The Bradley Cooper vehicle (he literally did most of the work here) is positioned as the film to beat for Oscar. Dropping only -33% in its third week this one has strength, and the popularity will only be fueled as awards talk increases. This duo will be sure to have an encore in March.

3. VENOM – $18.1m
Defying critics, and some bad advance word, Sony has developed a hit with their entry into an expanded Marvel character universe. It has nearly nabbed $180 million to date and is a legitimate hit overseas as well, pulling in an additional $235 million.

4. GOOSEBUMPS 2 – $9.7m
Only doing moderately well, there is a crowded field for Halloween holiday fare, even for kids.

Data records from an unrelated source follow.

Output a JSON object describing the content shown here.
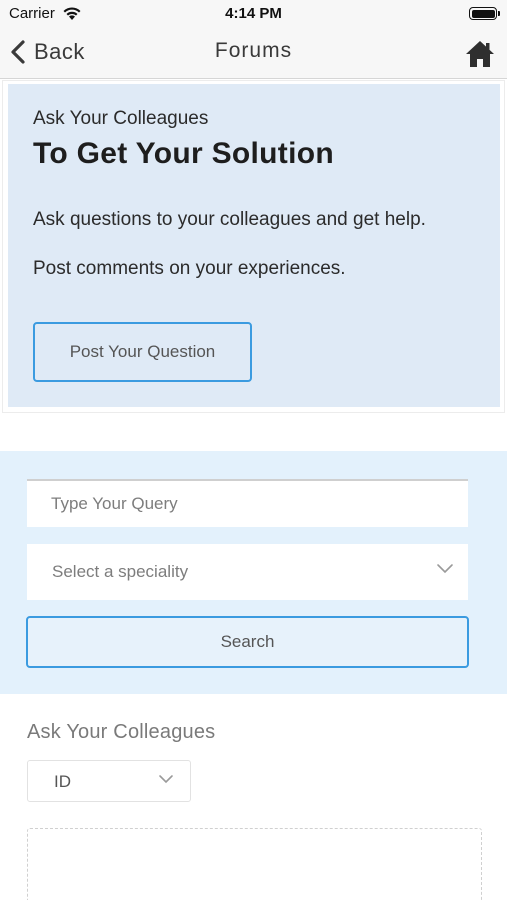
{
  "status_bar": {
    "carrier": "Carrier",
    "time": "4:14 PM"
  },
  "nav": {
    "back_label": "Back",
    "title": "Forums"
  },
  "hero": {
    "kicker": "Ask Your Colleagues",
    "title": "To Get Your Solution",
    "line1": "Ask questions to your colleagues and get help.",
    "line2": "Post comments on your experiences.",
    "post_button": "Post Your Question"
  },
  "search": {
    "query_placeholder": "Type Your Query",
    "speciality_placeholder": "Select a speciality",
    "search_button": "Search"
  },
  "ask": {
    "label": "Ask Your Colleagues",
    "id_value": "ID"
  },
  "colors": {
    "accent": "#3b9be0",
    "hero_bg": "#dfeaf6",
    "search_bg": "#e3f1fc"
  },
  "icons": [
    "wifi-icon",
    "battery-icon",
    "back-chevron-icon",
    "home-icon",
    "chevron-down-icon"
  ]
}
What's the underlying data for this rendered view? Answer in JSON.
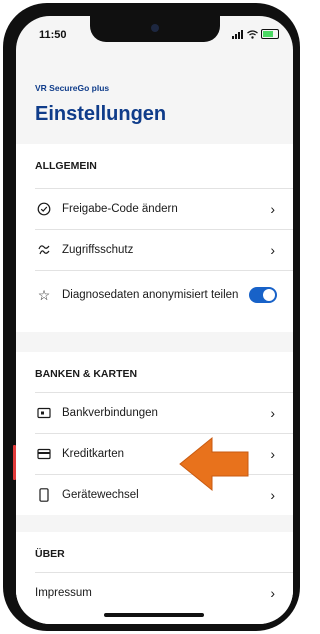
{
  "status_bar": {
    "time": "11:50"
  },
  "header": {
    "app_name": "VR SecureGo plus",
    "title": "Einstellungen"
  },
  "sections": {
    "allgemein": {
      "title": "ALLGEMEIN",
      "items": [
        {
          "label": "Freigabe-Code ändern",
          "icon": "check-circle-icon"
        },
        {
          "label": "Zugriffsschutz",
          "icon": "fingerprint-icon"
        },
        {
          "label": "Diagnosedaten anonymisiert teilen",
          "icon": "star-icon",
          "toggle_on": true
        }
      ]
    },
    "banken": {
      "title": "BANKEN & KARTEN",
      "items": [
        {
          "label": "Bankverbindungen",
          "icon": "bank-account-icon"
        },
        {
          "label": "Kreditkarten",
          "icon": "credit-card-icon"
        },
        {
          "label": "Gerätewechsel",
          "icon": "phone-icon"
        }
      ]
    },
    "ueber": {
      "title": "ÜBER",
      "items": [
        {
          "label": "Impressum"
        }
      ]
    }
  },
  "colors": {
    "brand_blue": "#0f3c8a",
    "toggle_blue": "#1862c8",
    "highlight_red": "#e23b3b",
    "arrow_orange": "#e8721c"
  }
}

5. FIRST MAN – $8.56m
Not exactly launching into the stratosphere, the hoped-for Oscar contender is struggling. The -46% drop is not alarming, but after a disappointing debut there is a sign of little traction. Dropping below the kids film here is a sign of weakened audience interest. Not helping things out is actress Claire Foy making disparaging remarks in Washington D.C. about the town, and President Trump. Stars cannot seem to learn that insulting the fanbase you expect to come see your product is just bad business.

6. THE HATE U GIVE – $7.5m
Fox expanded the urban drama, with hopes of drawing interest in some acting nominations. The critics have hailed this release and the hope for the studio is some long-term interest develops.

7. SMALLFOOT – $6.61m
It has been a surprisingly healthy run for this smaller animated yeti yarn from Warner Brothers. To date it has drawn $66 million, which is better than most had expected.

8. NIGHT SCHOOL – $5.0m
Still kind of lingering after a month, and still on over 2,200 screens. Being the lone comedy in field is helping with the staying power.

9. BAD TIMES AT THE EL ROYALE – $3.3m
A moderate drop of -53% but the opening was poor, and this is being disregarded with so much else going on.

10. THE OLD MAN & THE GUN – $2.05m
A boutique drama with hopes of getting notice for Robert Redford. Playing on only 800 screens Fox Searchlight has the plan to slowly expand into awards consideration season. The per-screen average is a modest $2,500 so interest will really need to spike.